> **Work request**
For each line in the data below that has the word "true", copy that line.
--- Source information Enclosed Below ---
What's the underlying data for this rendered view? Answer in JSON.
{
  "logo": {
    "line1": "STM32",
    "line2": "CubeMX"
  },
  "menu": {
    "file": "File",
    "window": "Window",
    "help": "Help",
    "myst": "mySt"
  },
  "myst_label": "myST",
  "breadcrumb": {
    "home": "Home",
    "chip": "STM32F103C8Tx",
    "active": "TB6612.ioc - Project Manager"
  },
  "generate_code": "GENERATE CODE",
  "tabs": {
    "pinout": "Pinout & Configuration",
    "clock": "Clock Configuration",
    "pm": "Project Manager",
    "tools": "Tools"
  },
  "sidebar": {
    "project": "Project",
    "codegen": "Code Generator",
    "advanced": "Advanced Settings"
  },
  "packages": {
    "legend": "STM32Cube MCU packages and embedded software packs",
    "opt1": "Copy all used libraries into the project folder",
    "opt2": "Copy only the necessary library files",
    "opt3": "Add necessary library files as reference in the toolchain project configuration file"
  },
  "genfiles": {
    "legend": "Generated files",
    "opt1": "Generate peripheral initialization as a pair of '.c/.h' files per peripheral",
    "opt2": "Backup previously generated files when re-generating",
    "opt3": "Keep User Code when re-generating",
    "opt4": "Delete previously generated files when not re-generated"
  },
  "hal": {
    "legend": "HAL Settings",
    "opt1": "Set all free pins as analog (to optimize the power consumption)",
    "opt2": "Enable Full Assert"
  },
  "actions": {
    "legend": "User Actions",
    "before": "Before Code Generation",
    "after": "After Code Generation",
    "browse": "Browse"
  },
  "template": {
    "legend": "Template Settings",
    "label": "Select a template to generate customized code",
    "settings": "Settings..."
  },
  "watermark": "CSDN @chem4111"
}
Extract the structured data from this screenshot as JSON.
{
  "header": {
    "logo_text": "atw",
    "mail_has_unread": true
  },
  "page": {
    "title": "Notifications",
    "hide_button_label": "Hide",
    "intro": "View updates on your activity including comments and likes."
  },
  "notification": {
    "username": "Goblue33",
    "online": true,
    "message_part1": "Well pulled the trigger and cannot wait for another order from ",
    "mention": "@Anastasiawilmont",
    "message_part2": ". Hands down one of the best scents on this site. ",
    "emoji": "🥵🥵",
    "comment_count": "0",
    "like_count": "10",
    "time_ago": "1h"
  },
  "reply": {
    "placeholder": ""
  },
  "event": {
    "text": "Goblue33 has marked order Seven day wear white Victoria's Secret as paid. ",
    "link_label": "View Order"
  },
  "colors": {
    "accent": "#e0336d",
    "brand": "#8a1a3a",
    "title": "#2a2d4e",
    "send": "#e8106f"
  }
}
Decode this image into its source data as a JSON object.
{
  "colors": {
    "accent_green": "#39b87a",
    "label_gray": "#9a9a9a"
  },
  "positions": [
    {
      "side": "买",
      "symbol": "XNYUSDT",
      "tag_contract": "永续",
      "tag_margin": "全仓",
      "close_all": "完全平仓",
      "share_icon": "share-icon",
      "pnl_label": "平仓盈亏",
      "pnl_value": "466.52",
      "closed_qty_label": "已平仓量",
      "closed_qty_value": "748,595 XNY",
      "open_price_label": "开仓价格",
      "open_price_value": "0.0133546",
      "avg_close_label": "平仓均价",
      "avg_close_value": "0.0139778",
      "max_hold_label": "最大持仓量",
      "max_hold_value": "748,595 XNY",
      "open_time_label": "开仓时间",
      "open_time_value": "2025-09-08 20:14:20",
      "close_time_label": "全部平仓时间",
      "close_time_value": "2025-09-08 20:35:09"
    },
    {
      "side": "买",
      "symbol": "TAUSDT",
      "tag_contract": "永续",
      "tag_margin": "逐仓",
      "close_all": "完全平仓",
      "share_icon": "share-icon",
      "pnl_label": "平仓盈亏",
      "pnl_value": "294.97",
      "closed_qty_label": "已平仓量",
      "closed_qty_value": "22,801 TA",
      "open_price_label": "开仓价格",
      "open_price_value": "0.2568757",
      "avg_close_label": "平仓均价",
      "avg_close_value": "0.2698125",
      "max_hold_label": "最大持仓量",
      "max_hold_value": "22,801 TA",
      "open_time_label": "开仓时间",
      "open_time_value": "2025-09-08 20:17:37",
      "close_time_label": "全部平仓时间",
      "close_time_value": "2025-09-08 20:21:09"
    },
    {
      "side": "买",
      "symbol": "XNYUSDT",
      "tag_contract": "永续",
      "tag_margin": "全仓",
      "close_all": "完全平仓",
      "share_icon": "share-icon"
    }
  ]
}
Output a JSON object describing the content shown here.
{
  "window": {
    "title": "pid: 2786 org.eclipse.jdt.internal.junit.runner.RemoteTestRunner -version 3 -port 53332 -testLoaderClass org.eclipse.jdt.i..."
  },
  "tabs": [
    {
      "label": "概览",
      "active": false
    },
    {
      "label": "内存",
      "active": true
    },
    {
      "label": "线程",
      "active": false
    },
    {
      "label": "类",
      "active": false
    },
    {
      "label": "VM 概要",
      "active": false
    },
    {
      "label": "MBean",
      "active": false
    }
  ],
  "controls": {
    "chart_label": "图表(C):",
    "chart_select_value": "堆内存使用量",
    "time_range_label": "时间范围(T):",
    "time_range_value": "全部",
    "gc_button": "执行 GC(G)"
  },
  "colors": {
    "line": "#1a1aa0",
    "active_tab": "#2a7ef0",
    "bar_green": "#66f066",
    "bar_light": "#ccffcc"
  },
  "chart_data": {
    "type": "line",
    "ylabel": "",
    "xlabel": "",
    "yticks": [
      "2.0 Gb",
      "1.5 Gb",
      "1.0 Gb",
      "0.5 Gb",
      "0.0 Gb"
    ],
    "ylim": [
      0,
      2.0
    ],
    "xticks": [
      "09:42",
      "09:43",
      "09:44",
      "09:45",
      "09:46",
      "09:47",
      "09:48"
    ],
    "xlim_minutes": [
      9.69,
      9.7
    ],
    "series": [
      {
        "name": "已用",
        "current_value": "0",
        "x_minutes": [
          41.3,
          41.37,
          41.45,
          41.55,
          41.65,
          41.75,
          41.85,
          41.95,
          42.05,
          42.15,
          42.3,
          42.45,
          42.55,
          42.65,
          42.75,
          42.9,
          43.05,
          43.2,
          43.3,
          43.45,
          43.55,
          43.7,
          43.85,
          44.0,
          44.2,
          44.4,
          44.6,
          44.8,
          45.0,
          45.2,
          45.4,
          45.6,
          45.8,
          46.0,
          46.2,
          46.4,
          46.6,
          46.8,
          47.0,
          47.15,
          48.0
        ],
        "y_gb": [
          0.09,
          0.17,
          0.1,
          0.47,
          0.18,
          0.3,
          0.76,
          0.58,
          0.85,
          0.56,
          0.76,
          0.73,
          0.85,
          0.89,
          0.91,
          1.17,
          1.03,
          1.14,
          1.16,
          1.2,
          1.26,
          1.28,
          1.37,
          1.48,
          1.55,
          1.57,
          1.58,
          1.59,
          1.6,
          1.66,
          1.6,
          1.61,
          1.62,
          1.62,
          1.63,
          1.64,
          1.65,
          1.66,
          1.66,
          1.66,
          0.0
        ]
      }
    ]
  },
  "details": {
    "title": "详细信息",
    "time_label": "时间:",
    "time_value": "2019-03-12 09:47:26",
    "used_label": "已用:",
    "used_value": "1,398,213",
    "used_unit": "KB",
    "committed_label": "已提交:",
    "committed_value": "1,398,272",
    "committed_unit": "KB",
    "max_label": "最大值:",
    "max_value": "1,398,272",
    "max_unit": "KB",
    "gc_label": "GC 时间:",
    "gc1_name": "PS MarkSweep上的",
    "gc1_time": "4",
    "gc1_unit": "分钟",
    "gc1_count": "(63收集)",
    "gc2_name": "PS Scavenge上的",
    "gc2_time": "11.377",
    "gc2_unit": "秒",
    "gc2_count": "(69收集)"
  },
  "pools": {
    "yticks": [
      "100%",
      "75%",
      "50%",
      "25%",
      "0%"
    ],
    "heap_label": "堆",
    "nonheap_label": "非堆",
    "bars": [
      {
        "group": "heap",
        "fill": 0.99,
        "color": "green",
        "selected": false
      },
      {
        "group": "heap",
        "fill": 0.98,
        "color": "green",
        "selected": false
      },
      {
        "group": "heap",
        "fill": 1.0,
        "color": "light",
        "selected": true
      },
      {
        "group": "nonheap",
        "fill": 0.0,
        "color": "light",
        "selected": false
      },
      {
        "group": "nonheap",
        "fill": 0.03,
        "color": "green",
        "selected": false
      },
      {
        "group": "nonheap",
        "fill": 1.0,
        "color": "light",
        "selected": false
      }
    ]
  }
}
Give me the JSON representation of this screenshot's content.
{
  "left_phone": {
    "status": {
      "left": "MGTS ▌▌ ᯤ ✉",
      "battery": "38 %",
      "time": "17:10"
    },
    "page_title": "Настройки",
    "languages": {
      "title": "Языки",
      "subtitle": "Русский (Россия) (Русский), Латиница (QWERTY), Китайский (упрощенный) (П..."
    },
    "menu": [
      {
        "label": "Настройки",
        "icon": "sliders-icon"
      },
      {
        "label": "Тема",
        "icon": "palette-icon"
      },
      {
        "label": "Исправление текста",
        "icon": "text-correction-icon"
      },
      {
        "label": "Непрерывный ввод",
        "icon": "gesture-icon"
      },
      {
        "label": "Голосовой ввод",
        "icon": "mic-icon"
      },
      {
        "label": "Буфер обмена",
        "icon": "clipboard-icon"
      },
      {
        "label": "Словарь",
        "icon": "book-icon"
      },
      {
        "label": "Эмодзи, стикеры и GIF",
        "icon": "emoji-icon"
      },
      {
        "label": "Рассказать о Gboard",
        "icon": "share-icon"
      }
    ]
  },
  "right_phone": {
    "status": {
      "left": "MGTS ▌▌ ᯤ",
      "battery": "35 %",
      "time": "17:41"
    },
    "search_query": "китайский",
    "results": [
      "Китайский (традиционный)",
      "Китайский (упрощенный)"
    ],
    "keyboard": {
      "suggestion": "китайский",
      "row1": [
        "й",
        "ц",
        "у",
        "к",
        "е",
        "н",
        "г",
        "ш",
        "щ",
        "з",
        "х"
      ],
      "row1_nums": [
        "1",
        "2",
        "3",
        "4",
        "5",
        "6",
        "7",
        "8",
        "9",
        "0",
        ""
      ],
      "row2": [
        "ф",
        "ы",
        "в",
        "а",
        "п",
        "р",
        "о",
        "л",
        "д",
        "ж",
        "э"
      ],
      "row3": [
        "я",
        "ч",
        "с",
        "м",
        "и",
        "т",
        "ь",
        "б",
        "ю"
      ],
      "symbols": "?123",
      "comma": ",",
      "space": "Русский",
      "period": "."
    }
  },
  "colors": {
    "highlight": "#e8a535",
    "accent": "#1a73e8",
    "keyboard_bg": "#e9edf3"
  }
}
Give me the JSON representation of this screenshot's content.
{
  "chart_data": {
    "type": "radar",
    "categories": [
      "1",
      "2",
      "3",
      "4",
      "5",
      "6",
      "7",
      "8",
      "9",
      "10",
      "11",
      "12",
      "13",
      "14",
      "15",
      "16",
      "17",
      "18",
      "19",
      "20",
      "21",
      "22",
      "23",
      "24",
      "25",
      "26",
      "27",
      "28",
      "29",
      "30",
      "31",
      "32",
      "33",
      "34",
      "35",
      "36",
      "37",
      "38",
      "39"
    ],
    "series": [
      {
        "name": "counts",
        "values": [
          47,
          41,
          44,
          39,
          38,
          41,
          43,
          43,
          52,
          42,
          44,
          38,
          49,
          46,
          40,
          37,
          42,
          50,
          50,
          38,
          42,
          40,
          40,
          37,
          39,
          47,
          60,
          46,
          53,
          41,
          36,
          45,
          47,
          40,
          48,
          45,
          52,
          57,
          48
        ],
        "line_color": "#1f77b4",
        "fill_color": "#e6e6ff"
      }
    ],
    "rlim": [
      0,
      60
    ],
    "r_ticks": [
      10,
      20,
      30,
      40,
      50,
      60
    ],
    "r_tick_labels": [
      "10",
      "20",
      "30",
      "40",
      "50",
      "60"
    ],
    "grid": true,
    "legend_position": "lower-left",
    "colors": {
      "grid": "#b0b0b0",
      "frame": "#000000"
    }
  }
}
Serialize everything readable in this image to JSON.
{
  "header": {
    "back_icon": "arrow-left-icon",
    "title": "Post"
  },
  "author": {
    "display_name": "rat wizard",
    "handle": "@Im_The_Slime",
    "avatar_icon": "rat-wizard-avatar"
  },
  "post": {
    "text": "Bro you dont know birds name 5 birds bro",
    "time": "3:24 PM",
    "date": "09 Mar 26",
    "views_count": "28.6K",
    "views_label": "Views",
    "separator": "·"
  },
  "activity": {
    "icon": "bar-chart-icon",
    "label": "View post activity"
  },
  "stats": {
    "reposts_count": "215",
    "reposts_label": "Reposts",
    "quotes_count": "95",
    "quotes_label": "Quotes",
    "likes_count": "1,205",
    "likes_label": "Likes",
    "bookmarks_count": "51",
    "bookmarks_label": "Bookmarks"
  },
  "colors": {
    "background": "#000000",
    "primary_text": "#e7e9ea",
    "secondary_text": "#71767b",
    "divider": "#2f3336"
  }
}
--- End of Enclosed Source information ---
> **Your response**
    "mail_has_unread": true
    "online": true,
      "active": true
        "selected": true
    "grid": true,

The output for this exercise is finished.